Within these records, how many lines hold "오리지날"? Give the number alone.

EXTRACTED ENTRIES ->
-*-*-
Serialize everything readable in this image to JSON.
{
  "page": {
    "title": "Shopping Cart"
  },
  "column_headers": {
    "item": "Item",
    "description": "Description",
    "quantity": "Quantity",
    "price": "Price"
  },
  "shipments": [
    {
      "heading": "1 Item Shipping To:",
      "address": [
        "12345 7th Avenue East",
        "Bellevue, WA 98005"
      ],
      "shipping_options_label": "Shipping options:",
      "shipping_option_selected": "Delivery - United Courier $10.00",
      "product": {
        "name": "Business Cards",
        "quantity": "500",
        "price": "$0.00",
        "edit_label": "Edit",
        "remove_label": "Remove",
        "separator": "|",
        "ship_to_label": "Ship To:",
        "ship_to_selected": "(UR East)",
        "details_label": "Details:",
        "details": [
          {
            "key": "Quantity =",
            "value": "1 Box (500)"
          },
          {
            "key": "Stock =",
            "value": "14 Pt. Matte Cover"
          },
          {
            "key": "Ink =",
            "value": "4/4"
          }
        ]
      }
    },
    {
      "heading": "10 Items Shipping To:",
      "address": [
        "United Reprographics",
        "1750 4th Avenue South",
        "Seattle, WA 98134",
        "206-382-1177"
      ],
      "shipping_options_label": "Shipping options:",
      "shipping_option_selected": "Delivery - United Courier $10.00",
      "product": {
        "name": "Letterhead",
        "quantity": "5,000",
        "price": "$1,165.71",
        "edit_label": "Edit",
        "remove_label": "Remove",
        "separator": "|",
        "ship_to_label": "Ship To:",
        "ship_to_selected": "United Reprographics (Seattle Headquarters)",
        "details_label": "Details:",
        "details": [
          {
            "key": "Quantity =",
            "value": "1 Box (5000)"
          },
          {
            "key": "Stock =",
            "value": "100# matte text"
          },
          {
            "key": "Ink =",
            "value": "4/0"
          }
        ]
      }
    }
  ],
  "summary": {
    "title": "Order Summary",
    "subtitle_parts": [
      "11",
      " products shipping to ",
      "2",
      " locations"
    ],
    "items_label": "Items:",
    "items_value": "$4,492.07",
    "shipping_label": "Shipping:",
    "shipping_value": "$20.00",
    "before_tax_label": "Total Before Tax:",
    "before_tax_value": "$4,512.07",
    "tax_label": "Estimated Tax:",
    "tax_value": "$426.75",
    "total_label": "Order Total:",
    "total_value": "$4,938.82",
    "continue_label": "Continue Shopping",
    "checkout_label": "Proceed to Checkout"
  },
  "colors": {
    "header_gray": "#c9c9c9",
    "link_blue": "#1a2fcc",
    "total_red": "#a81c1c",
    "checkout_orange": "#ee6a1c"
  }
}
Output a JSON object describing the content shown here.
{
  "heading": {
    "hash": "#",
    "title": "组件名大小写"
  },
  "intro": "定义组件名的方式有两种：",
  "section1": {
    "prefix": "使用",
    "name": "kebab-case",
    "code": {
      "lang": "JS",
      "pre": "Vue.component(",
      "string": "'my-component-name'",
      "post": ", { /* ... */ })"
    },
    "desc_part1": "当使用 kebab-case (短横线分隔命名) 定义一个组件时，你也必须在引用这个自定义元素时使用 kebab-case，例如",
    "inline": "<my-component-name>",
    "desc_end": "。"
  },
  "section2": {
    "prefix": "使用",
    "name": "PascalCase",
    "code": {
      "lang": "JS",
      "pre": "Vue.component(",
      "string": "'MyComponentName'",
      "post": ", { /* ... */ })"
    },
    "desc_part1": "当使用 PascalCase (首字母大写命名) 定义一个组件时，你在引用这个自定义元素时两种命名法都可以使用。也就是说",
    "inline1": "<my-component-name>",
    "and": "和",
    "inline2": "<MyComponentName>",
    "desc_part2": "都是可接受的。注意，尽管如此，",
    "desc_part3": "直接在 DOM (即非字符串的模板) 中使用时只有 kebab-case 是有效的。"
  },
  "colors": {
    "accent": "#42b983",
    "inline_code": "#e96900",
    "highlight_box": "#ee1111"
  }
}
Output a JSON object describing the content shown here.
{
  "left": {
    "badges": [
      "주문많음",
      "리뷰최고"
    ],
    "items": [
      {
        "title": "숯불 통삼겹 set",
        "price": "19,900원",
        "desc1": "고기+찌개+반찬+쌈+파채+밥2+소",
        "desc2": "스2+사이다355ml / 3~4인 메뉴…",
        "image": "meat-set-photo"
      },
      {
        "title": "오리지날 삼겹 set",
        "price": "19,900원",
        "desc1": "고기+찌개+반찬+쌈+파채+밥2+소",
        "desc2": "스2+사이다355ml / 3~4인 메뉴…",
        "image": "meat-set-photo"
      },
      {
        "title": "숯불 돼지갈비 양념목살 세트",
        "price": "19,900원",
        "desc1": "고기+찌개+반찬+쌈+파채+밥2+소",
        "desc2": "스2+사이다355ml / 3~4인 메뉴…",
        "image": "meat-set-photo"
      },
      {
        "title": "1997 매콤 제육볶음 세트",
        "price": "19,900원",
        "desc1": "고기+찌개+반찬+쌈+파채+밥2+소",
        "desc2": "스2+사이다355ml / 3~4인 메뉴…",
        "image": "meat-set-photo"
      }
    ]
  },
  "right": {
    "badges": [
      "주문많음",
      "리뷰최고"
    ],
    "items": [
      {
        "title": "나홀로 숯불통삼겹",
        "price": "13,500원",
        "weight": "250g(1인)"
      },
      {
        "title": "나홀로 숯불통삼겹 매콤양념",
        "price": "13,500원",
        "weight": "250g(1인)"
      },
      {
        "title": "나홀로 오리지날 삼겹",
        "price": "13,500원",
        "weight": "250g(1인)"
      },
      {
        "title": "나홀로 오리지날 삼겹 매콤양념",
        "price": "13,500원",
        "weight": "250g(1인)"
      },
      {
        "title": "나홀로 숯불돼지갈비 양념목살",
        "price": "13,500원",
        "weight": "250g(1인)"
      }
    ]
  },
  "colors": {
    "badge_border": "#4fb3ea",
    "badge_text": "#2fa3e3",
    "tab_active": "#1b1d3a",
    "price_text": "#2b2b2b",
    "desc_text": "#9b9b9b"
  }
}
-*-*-
EXERCISE RESULT -> 3